the explosion of a star, possibly caused by gravitational collapse, during which the star's luminosity increases by as much as 20 magnitudes and most of the star's mass is blown away at very high velocity, sometimes leaving behind an extremely dense core.
the star undergoing such an explosion.
Dictionary.com Unabridged Based on the Random House Unabridged Dictionary, © Random House, Inc. 2024
How to use supernova in a sentence
What they’re finding is that without turbulence, collapsing stars may never form supernovas at all.
While the overall number of supernovae checks out, they’re in all the wrong places.Stars are dying all across the galaxy—why don’t we see them? | Charlie Wood | December 16, 2020 | Popular-Science
A detection of either one might be an early sign of a supernova.Betelgeuse went dark, but didn’t go supernova.

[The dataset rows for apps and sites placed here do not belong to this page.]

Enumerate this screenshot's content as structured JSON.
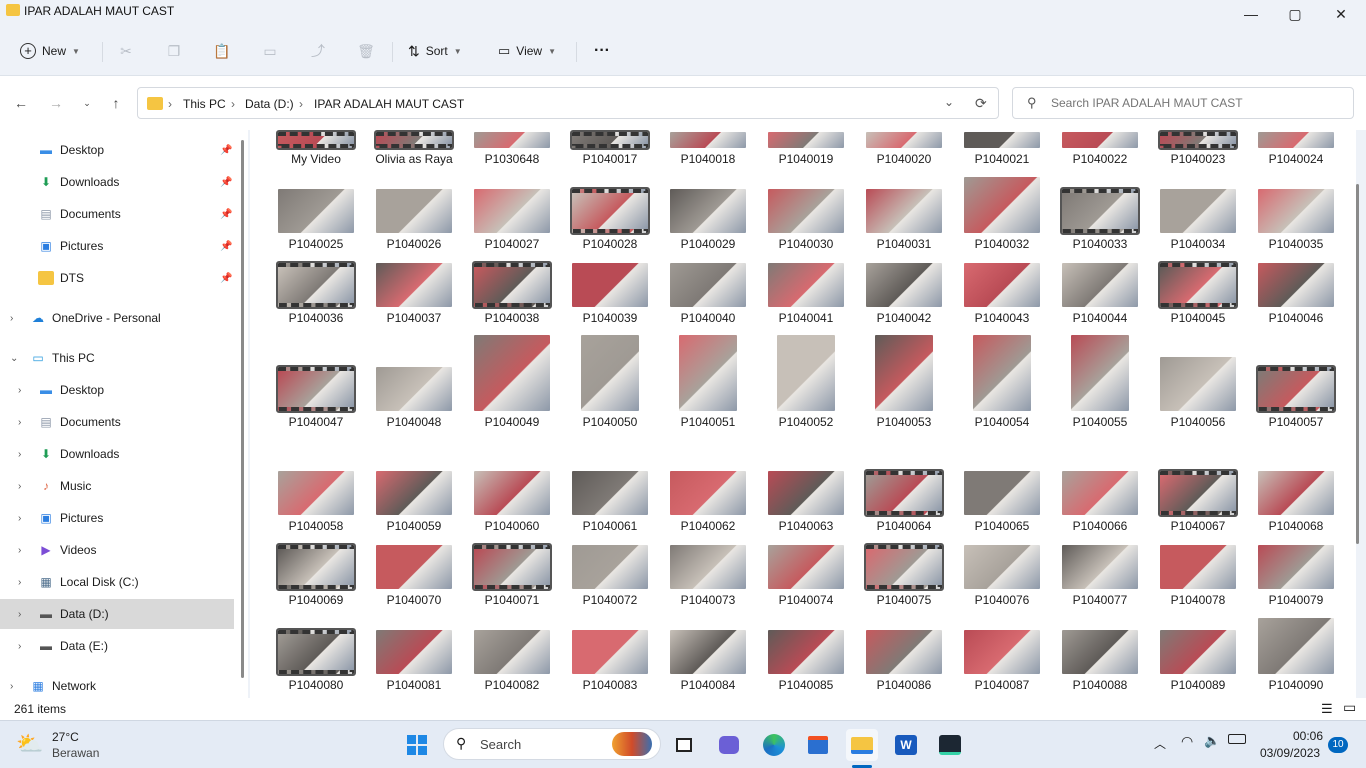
{
  "window": {
    "title": "IPAR ADALAH MAUT CAST",
    "controls": {
      "minimize": "—",
      "maximize": "▢",
      "close": "✕"
    }
  },
  "toolbar": {
    "new_label": "New",
    "sort_label": "Sort",
    "view_label": "View",
    "more_label": "···"
  },
  "address": {
    "crumbs": [
      "This PC",
      "Data (D:)",
      "IPAR ADALAH MAUT CAST"
    ],
    "separator": "›"
  },
  "search": {
    "placeholder": "Search IPAR ADALAH MAUT CAST"
  },
  "sidebar": {
    "items": [
      {
        "label": "Desktop",
        "icon": "desktop-icon",
        "color": "#3a8ee6",
        "pinned": true
      },
      {
        "label": "Downloads",
        "icon": "downloads-icon",
        "color": "#1f9d55",
        "pinned": true
      },
      {
        "label": "Documents",
        "icon": "documents-icon",
        "color": "#8a94a6",
        "pinned": true
      },
      {
        "label": "Pictures",
        "icon": "pictures-icon",
        "color": "#2b7de0",
        "pinned": true
      },
      {
        "label": "DTS",
        "icon": "folder-icon",
        "color": "#f5c542",
        "pinned": true
      },
      {
        "label": "OneDrive - Personal",
        "icon": "onedrive-icon",
        "color": "#1e7fd8"
      },
      {
        "label": "This PC",
        "icon": "this-pc-icon",
        "color": "#2b9bdd"
      },
      {
        "label": "Desktop",
        "icon": "desktop-icon",
        "color": "#3a8ee6"
      },
      {
        "label": "Documents",
        "icon": "documents-icon",
        "color": "#8a94a6"
      },
      {
        "label": "Downloads",
        "icon": "downloads-icon",
        "color": "#1f9d55"
      },
      {
        "label": "Music",
        "icon": "music-icon",
        "color": "#e06c4c"
      },
      {
        "label": "Pictures",
        "icon": "pictures-icon",
        "color": "#2b7de0"
      },
      {
        "label": "Videos",
        "icon": "videos-icon",
        "color": "#7c4dd6"
      },
      {
        "label": "Local Disk (C:)",
        "icon": "local-disk-icon",
        "color": "#4a6b8a"
      },
      {
        "label": "Data (D:)",
        "icon": "drive-icon",
        "color": "#555555",
        "selected": true
      },
      {
        "label": "Data (E:)",
        "icon": "drive-icon",
        "color": "#555555"
      },
      {
        "label": "Network",
        "icon": "network-icon",
        "color": "#2b7de0"
      }
    ]
  },
  "files": {
    "row0": [
      "My Video",
      "Olivia as Raya",
      "P1030648",
      "P1040017",
      "P1040018",
      "P1040019",
      "P1040020",
      "P1040021",
      "P1040022",
      "P1040023",
      "P1040024"
    ],
    "row1": [
      "P1040025",
      "P1040026",
      "P1040027",
      "P1040028",
      "P1040029",
      "P1040030",
      "P1040031",
      "P1040032",
      "P1040033",
      "P1040034",
      "P1040035"
    ],
    "row2": [
      "P1040036",
      "P1040037",
      "P1040038",
      "P1040039",
      "P1040040",
      "P1040041",
      "P1040042",
      "P1040043",
      "P1040044",
      "P1040045",
      "P1040046"
    ],
    "row3": [
      "P1040047",
      "P1040048",
      "P1040049",
      "P1040050",
      "P1040051",
      "P1040052",
      "P1040053",
      "P1040054",
      "P1040055",
      "P1040056",
      "P1040057"
    ],
    "row4": [
      "P1040058",
      "P1040059",
      "P1040060",
      "P1040061",
      "P1040062",
      "P1040063",
      "P1040064",
      "P1040065",
      "P1040066",
      "P1040067",
      "P1040068"
    ],
    "row5": [
      "P1040069",
      "P1040070",
      "P1040071",
      "P1040072",
      "P1040073",
      "P1040074",
      "P1040075",
      "P1040076",
      "P1040077",
      "P1040078",
      "P1040079"
    ],
    "row6": [
      "P1040080",
      "P1040081",
      "P1040082",
      "P1040083",
      "P1040084",
      "P1040085",
      "P1040086",
      "P1040087",
      "P1040088",
      "P1040089",
      "P1040090"
    ]
  },
  "status": {
    "item_count": "261 items"
  },
  "taskbar": {
    "weather_temp": "27°C",
    "weather_desc": "Berawan",
    "search_label": "Search",
    "time": "00:06",
    "date": "03/09/2023",
    "notif_count": "10"
  },
  "colors": {
    "accent": "#0067c0",
    "selected_bg": "#d9d9d9"
  }
}
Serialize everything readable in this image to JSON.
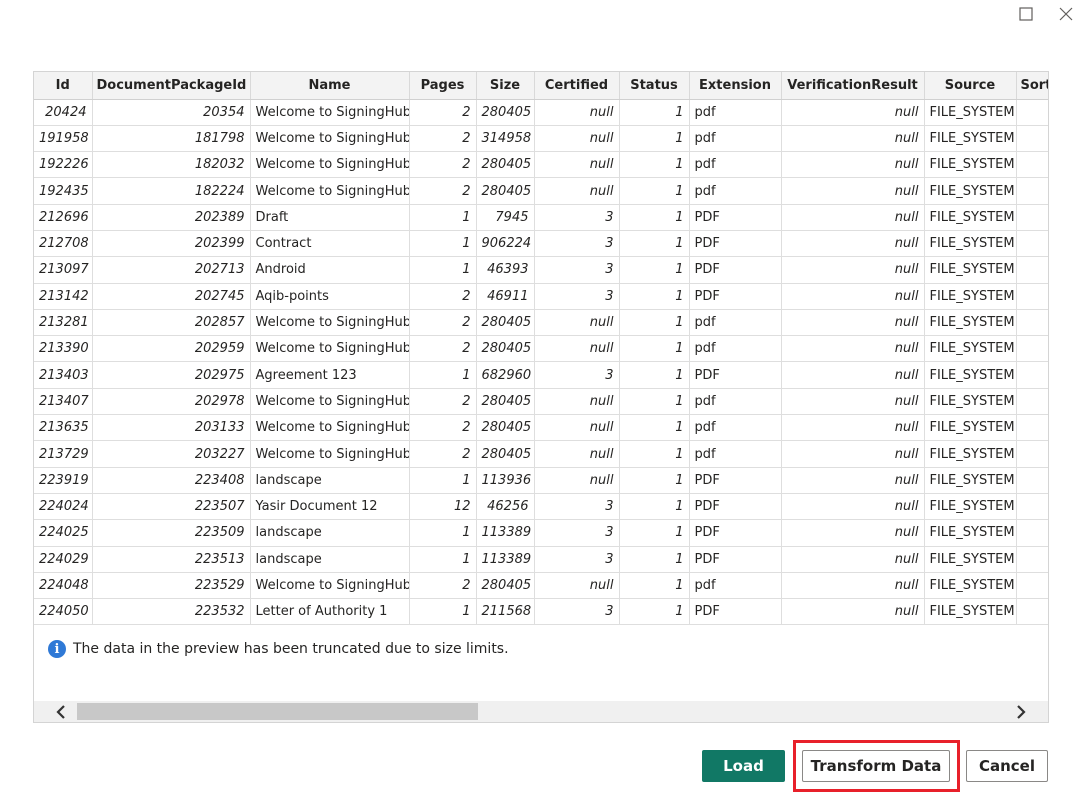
{
  "window": {
    "maximize_icon": "maximize-icon",
    "close_icon": "close-icon"
  },
  "table": {
    "columns": [
      "Id",
      "DocumentPackageId",
      "Name",
      "Pages",
      "Size",
      "Certified",
      "Status",
      "Extension",
      "VerificationResult",
      "Source",
      "Sort"
    ],
    "rows": [
      [
        "20424",
        "20354",
        "Welcome to SigningHub",
        "2",
        "280405",
        "null",
        "1",
        "pdf",
        "null",
        "FILE_SYSTEM"
      ],
      [
        "191958",
        "181798",
        "Welcome to SigningHub",
        "2",
        "314958",
        "null",
        "1",
        "pdf",
        "null",
        "FILE_SYSTEM"
      ],
      [
        "192226",
        "182032",
        "Welcome to SigningHub",
        "2",
        "280405",
        "null",
        "1",
        "pdf",
        "null",
        "FILE_SYSTEM"
      ],
      [
        "192435",
        "182224",
        "Welcome to SigningHub",
        "2",
        "280405",
        "null",
        "1",
        "pdf",
        "null",
        "FILE_SYSTEM"
      ],
      [
        "212696",
        "202389",
        "Draft",
        "1",
        "7945",
        "3",
        "1",
        "PDF",
        "null",
        "FILE_SYSTEM"
      ],
      [
        "212708",
        "202399",
        "Contract",
        "1",
        "906224",
        "3",
        "1",
        "PDF",
        "null",
        "FILE_SYSTEM"
      ],
      [
        "213097",
        "202713",
        "Android",
        "1",
        "46393",
        "3",
        "1",
        "PDF",
        "null",
        "FILE_SYSTEM"
      ],
      [
        "213142",
        "202745",
        "Aqib-points",
        "2",
        "46911",
        "3",
        "1",
        "PDF",
        "null",
        "FILE_SYSTEM"
      ],
      [
        "213281",
        "202857",
        "Welcome to SigningHub",
        "2",
        "280405",
        "null",
        "1",
        "pdf",
        "null",
        "FILE_SYSTEM"
      ],
      [
        "213390",
        "202959",
        "Welcome to SigningHub",
        "2",
        "280405",
        "null",
        "1",
        "pdf",
        "null",
        "FILE_SYSTEM"
      ],
      [
        "213403",
        "202975",
        "Agreement 123",
        "1",
        "682960",
        "3",
        "1",
        "PDF",
        "null",
        "FILE_SYSTEM"
      ],
      [
        "213407",
        "202978",
        "Welcome to SigningHub",
        "2",
        "280405",
        "null",
        "1",
        "pdf",
        "null",
        "FILE_SYSTEM"
      ],
      [
        "213635",
        "203133",
        "Welcome to SigningHub",
        "2",
        "280405",
        "null",
        "1",
        "pdf",
        "null",
        "FILE_SYSTEM"
      ],
      [
        "213729",
        "203227",
        "Welcome to SigningHub",
        "2",
        "280405",
        "null",
        "1",
        "pdf",
        "null",
        "FILE_SYSTEM"
      ],
      [
        "223919",
        "223408",
        "landscape",
        "1",
        "113936",
        "null",
        "1",
        "PDF",
        "null",
        "FILE_SYSTEM"
      ],
      [
        "224024",
        "223507",
        "Yasir Document 12",
        "12",
        "46256",
        "3",
        "1",
        "PDF",
        "null",
        "FILE_SYSTEM"
      ],
      [
        "224025",
        "223509",
        "landscape",
        "1",
        "113389",
        "3",
        "1",
        "PDF",
        "null",
        "FILE_SYSTEM"
      ],
      [
        "224029",
        "223513",
        "landscape",
        "1",
        "113389",
        "3",
        "1",
        "PDF",
        "null",
        "FILE_SYSTEM"
      ],
      [
        "224048",
        "223529",
        "Welcome to SigningHub",
        "2",
        "280405",
        "null",
        "1",
        "pdf",
        "null",
        "FILE_SYSTEM"
      ],
      [
        "224050",
        "223532",
        "Letter of Authority 1",
        "1",
        "211568",
        "3",
        "1",
        "PDF",
        "null",
        "FILE_SYSTEM"
      ]
    ]
  },
  "info": {
    "icon": "info-icon",
    "message": "The data in the preview has been truncated due to size limits."
  },
  "scrollbar": {
    "left_icon": "chevron-left-icon",
    "right_icon": "chevron-right-icon"
  },
  "buttons": {
    "load": "Load",
    "transform": "Transform Data",
    "cancel": "Cancel"
  },
  "colors": {
    "load_bg": "#117865",
    "highlight": "#e8202a",
    "info_icon": "#2f79d6"
  }
}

What happened? | Lisa Grossman | November 29, 2020 | Science News
She’s getting a closeup look at the physics of exploding stars, or supernovas, a phenomenon so immense that its power is difficult to put into words.Giant lasers help re-create supernovas’ explosive, mysterious physics | Emily Conover | November 12, 2020 | Science News
Astronomers describe these celestial fireworks as a supernova.
I know that gold, for example, is made from the death of a star—a supernova.
They were two artists at the pinnacle of their careers combining their respective star powers into one nearly blinding supernova.
Other theories hold that it was a supernova or an alignment of two or three planets.
Mr. Luma de Oliveira, they called him, after his supernova wife, whom he later divorced.The Rise And Fall Of Brazilian Billionaire Eike Batista | Mac Margolis | November 9, 2013 | THE DAILY BEAST
Mr. Luma de Oliveira, they called him, after his supernova (now ex-) wife.The Brutal Fall of Brazilian Billionaire Eike Batista | Mac Margolis | June 25, 2013 | THE DAILY BEAST
It could keep out the terrific heat of a supernova, but couldn't keep in the heat of the planet after the supernova had died.Islands of Space | John W Campbell
Once a Beowulfer vanished in a supernova flash, and when the ball of incandescence widened to nothing the ship was gone.Space Viking | Henry Beam Piper
She wasn't much to look at—not ugly, just small, brunette, and unspectacular—but she was a supernova of an assistant.Industrial Revolution | Poul William Anderson
He gestured furiously toward the fuselage of the old supernova.By Proxy | Gordon Randall Garrett
British Dictionary definitions for supernova
a star that explodes catastrophically owing to either instabilities following the exhaustion of its nuclear fuel or gravitational collapse following the accretion of matter from an orbiting companion star, becoming for a few days up to one hundred million times brighter than the sun. The expanding shell of debris (the supernova remnant) creates a nebula that radiates radio waves, X-rays, and light, for hundreds or thousands of years: Compare nova
Collins English Dictionary - Complete & Unabridged 2012 Digital Edition © William Collins Sons & Co. Ltd. 1979, 1986 © HarperCollins Publishers 1998, 2000, 2003, 2005, 2006, 2007, 2009, 2012
Scientific definitions for supernova
A massive star that undergoes a sudden, extreme increase in brightness across the electromagnetic spectrum, followed by a more gradual decrease lasting from several days to several months. Supernovae occur when a supergiant star collapses suddenly at the end of its life, condensing its core material into an extremely compact mass that then undergoes a slight rebound. The resulting shock wave sends all matter surrounding the core flying into space, leaving a neutron star or black hole at the site of the core's collapse. Supernovae may also occur when a white dwarf accretes material from a companion red giant star, resulting in an increase in mass that eventually triggers carbon fusion in the core of the white dwarf; the sudden increase in available fuel causes energy to be released in a violent explosion. In both cases the shock waves induce further fusion in the matter surrounding the collapsed core; the many elements resulting from this fusion and from the various other stages of nucleosynthesis over the lifetime of the star are scattered into space. These elements serve as the material from which new stellar and planetary systems are formed; in fact, every heavy element found on Earth is thought to have been the product of supernovae explosions. The last supernova to be observed in the Milky Way was seen in 1604 by Johannes Kepler and was used by Galileo, at his trial, as evidence against the presupposition that the universe never changes. Compare nova.
The American Heritage® Science Dictionary Copyright © 2011. Published by Houghton Mifflin Harcourt Publishing Company. All rights reserved.
Cultural definitions for supernova
A large star in its death throes that suddenly explodes, increasing many thousands of times in brightness.
The New Dictionary of Cultural Literacy, Third Edition Copyright © 2005 by Houghton Mifflin Harcourt Publishing Company. Published by Houghton Mifflin Harcourt Publishing Company. All rights reserved.